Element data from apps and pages

BEGIN

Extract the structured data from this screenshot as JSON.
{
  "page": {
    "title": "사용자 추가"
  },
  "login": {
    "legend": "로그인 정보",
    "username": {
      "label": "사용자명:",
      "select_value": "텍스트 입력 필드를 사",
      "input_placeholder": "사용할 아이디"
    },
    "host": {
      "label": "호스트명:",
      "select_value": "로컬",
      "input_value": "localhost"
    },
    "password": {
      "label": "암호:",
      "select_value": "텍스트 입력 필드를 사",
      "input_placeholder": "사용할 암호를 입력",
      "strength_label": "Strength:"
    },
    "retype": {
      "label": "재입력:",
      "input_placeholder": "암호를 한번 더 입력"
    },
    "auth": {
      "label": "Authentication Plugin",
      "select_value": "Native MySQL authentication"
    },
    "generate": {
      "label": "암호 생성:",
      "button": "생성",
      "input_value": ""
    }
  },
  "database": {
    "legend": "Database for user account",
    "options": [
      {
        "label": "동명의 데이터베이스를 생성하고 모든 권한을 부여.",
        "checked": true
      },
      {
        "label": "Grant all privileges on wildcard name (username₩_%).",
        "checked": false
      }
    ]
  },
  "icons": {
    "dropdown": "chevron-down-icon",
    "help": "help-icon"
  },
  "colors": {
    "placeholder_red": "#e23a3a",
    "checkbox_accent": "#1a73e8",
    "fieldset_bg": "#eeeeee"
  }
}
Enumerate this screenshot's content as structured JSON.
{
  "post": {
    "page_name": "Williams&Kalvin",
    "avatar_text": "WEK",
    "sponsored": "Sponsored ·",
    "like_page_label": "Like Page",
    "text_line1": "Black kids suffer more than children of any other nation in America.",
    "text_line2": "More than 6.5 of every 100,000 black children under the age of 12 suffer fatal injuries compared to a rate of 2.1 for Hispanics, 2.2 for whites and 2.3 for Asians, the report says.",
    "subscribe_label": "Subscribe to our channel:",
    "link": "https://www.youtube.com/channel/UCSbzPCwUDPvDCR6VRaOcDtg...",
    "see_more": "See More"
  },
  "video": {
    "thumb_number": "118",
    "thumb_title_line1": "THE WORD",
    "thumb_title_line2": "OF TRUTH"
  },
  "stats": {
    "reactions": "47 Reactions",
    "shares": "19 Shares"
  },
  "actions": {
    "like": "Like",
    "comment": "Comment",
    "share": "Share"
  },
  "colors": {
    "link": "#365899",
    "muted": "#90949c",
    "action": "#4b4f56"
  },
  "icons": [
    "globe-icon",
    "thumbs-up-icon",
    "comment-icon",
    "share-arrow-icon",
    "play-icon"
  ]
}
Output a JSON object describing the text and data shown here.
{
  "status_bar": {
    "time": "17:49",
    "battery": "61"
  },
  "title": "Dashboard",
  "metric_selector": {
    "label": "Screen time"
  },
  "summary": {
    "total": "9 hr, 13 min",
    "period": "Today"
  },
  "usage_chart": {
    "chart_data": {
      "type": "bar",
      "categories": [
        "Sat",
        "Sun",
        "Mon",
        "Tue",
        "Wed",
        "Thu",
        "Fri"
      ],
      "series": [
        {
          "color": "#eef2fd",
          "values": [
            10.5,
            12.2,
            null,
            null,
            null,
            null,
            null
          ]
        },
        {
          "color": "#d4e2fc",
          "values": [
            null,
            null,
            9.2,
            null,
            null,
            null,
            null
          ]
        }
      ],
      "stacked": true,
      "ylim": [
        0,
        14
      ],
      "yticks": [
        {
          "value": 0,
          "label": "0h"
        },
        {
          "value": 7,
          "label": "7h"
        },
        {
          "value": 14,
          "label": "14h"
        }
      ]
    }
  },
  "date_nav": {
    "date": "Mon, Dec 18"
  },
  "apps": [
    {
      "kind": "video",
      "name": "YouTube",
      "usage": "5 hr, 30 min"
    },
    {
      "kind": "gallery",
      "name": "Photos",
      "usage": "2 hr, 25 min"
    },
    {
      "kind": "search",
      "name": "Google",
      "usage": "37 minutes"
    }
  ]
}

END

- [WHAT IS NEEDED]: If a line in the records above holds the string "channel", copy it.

- [WRITTEN RESPONSE]:
    "subscribe_label": "Subscribe to our channel:",
    "link": "https://www.youtube.com/channel/UCSbzPCwUDPvDCR6VRaOcDtg...",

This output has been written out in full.